If your only hobbies include choking your MMA sparring partners as they roll around red-faced on the ground, partying on yachts or golfing, you should probably find a hobby you can do solo for cheap when you’re broke. Creative hobbies usually fulfil both criteria. Learn to play the harmonica using online tutorials, practise your calligraphy skills, draw manga, or make useful household storage boxes thanks to origami.
Watch or read something good
We hesitate to suggest watching TV or reading, since this often devolves into mindless channel surfing or spending hours surfing articles people have shared on Facebook. Nothing wrong with the above, but when you spend your entire evening doing that you can’t help but get the feeling that you’ve just wasted a ton of time.
You’ll feel better if you are more deliberate about your choices. Pick a movie you’ve always wanted to watch or a book you’ve been promising yourself you’ll read, and make time to immerse yourself in them fully—that means no checking your phone for Whatsapp messages every 3 seconds.
You went crazy buying those face masks on that last trip to Seoul, and since you’re stuck at home now, you have all the time in the world to use them. Enjoy a body scrub in the shower, paint your nails or stick on an eye mask, all while listening to jazzy music or watching your favourite TV series. There are plenty of DIY recipes for soothing face masks that you find online to help you unwind after a long work day.
This is the default stay-at-home choice for 50% of Singaporeans under the age of 40, so we probably don’t need to say more.
Get in touch with old friends

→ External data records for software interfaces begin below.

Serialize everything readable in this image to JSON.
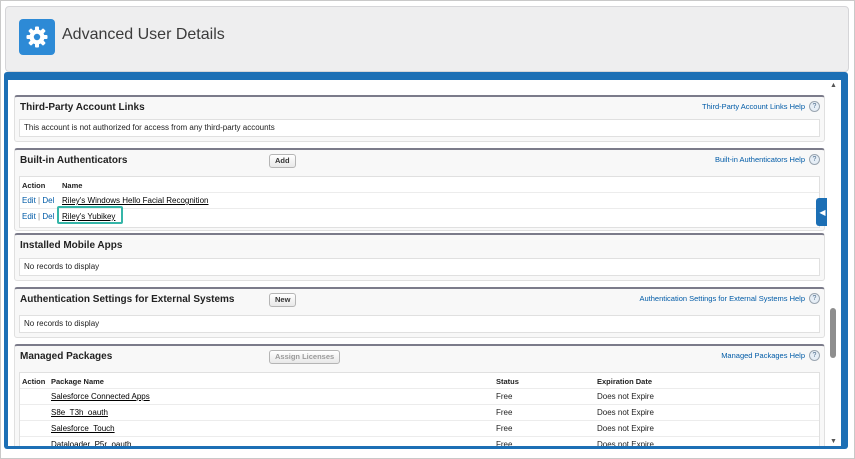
{
  "header": {
    "title": "Advanced User Details",
    "icon": "gear-icon"
  },
  "sections": {
    "third_party": {
      "title": "Third-Party Account Links",
      "help": "Third-Party Account Links Help",
      "message": "This account is not authorized for access from any third-party accounts"
    },
    "authenticators": {
      "title": "Built-in Authenticators",
      "add_label": "Add",
      "help": "Built-in Authenticators Help",
      "columns": [
        "Action",
        "Name"
      ],
      "rows": [
        {
          "edit": "Edit",
          "sep": "|",
          "del": "Del",
          "name": "Riley's Windows Hello Facial Recognition"
        },
        {
          "edit": "Edit",
          "sep": "|",
          "del": "Del",
          "name": "Riley's Yubikey"
        }
      ]
    },
    "mobile_apps": {
      "title": "Installed Mobile Apps",
      "message": "No records to display"
    },
    "auth_external": {
      "title": "Authentication Settings for External Systems",
      "new_label": "New",
      "help": "Authentication Settings for External Systems Help",
      "message": "No records to display"
    },
    "packages": {
      "title": "Managed Packages",
      "assign_label": "Assign Licenses",
      "help": "Managed Packages Help",
      "columns": [
        "Action",
        "Package Name",
        "Status",
        "Expiration Date"
      ],
      "rows": [
        {
          "name": "Salesforce Connected Apps",
          "status": "Free",
          "expiration": "Does not Expire"
        },
        {
          "name": "S8e_T3h_oauth",
          "status": "Free",
          "expiration": "Does not Expire"
        },
        {
          "name": "Salesforce_Touch",
          "status": "Free",
          "expiration": "Does not Expire"
        },
        {
          "name": "Dataloader_P5r_oauth",
          "status": "Free",
          "expiration": "Does not Expire"
        }
      ]
    }
  },
  "help_icon_glyph": "?",
  "colors": {
    "accent": "#1c6fb5",
    "icon_bg": "#2d8ad6",
    "highlight": "#35b5a8",
    "link": "#015ba7"
  }
}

So all of us have those old friends who finally managed to get a job overseas and then immediately skipped town. Or perhaps all your close friends now spend 99% of their free time looking after their kids. Spend your alone time making yourself feel less alone by getting in touch with old friends or doing something nice for someone you haven’t seen for a while.

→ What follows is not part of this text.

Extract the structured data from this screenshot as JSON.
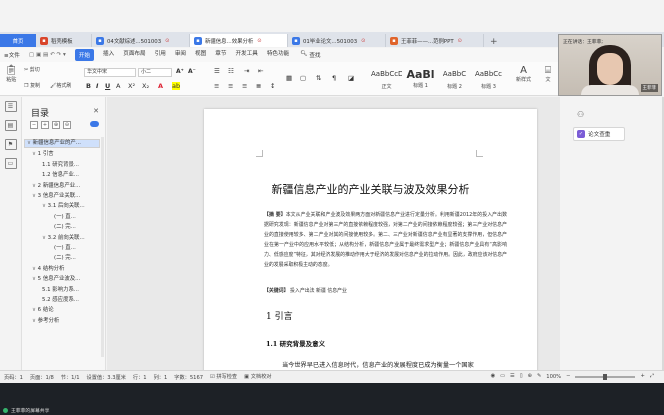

Instead of liking and commenting on Facebook posts in hopes that your fading relationships with be rekindled, Skype with a friend based overseas or prepare a letter or gift for someone you haven’t seen in a while.
Experiment in the kitchen
Since you’re stuck at home, we’re assuming you’re forced to eat whatever’s available in the fridge or in your kitchen cabinets, which we sure hope isn’t limited to instant noodles. If you’re always complaining about how you don’t have the time to learn how to cook, the time is now. Check out this excellent YouTube channel that teaches you how to make some of Singaporeans’ best-loved dishes. Or, if you grew up with a maid and have no clue how to do anything, learn the basics at Start Cooking.